Directly above the cockpit is the same type of electronically actuated and hidden 39-by-75-inch bunk bed that Thor introduced in its larger A.C.E. Class A gas coach, though itâ€™s so well-integrated into the interior design (the bottom of the bunk even incorporates cabin lighting) that itâ€™s unnoticeable when not in use.
In fact, there are a wealth of sleeping locations in what might otherwise be mistaken for a â€œcoupleâ€™s coachâ€ based upon its size. The streetside sofa, housed in the motorhomeâ€™s only slideout, also provides ancillary sleeping arrangements, folding out into a 54-by-75-inch hide-a-bed (the position of the slide was, in fact, intended to allow easy access throughout the coach with the hide-a-bed extended) while twin 39-by-75-inch bunk beds in the rear can be converted into a king-size playroom for the kids by using the extra cushions.
What really distinguishes the interior, though, is a unique double-hinged â€œextender-roomâ€ door that turns the streetside mid-coach bathroom into a virtual changing room.

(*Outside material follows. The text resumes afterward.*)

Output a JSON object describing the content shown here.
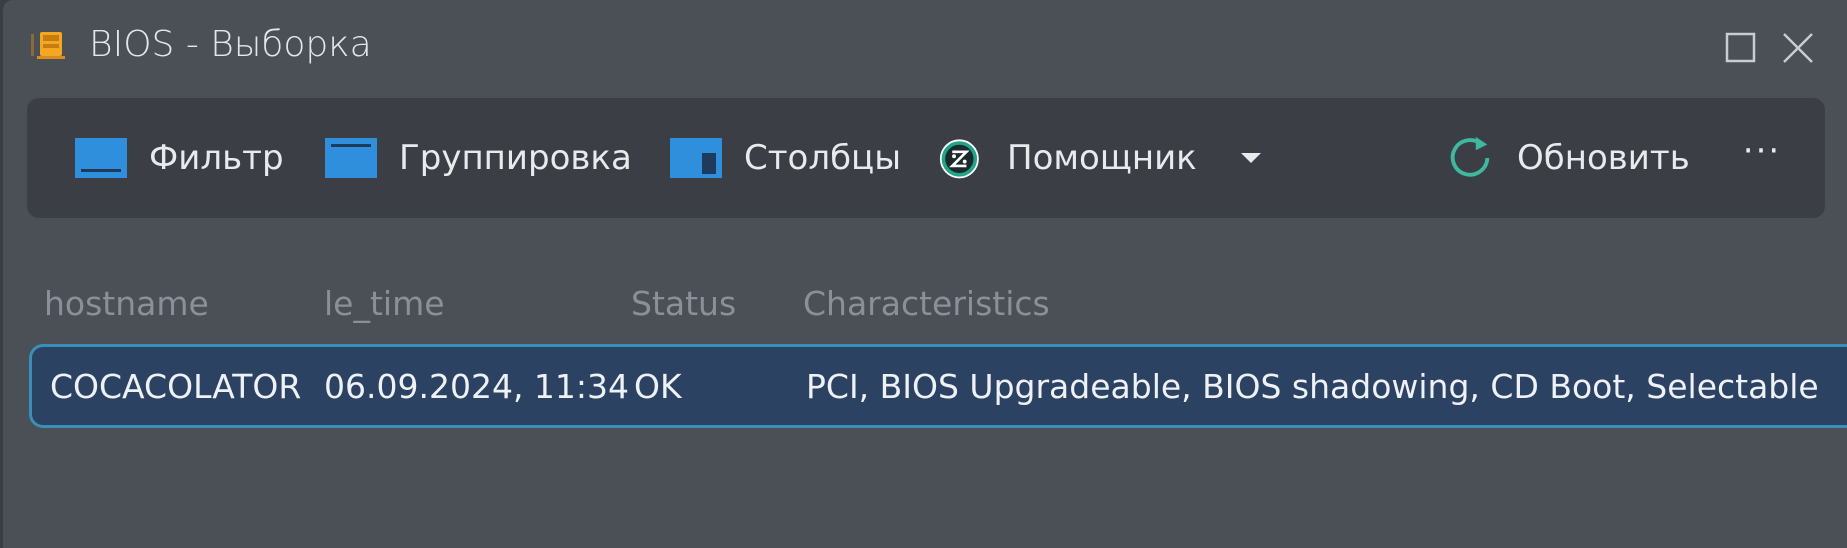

Essentially, the entire inside wall of the bathroom can be folded out, combining the bath and hallway into one large space; the double-door butts against the 6-cubic-foot curbside refrigerator when the area is in use. And, while at first blush a shower curtain seems a poor choice when even small travel trailers are being fitted with neo-angle shower stalls, it, too, was chosen for space utilization.
â€œA hard-walled shower would â€˜encloseâ€™ the bathroom,â€ Krider said. â€œItâ€™s just larger without it.â€
Nuts and bolts aside, Thor wrapped the AXIS with a decidedly distinctive design set off by the arched one-piece panoramic windshield â€” and, again, tweaked the status quo. Chromed side mirrors with integrated cameras are mounted well forward so screens on the oversize side windows donâ€™t interfere with vision (a rear backup camera also is standard), headlight pods are ringed with LED strips, Jalousie-style frameless windows are used throughout and, as Krider pointed out, thereâ€™s plenty of storage, including pass-through compartments both front and rear accessed by side-opening baggage doors.
The new Thor Motor Coach Class A actually comes in two flavors: the AXIS, and, with a bit more aggressive styling, the Vegas. Either one can do everything an SUV canâ€™t.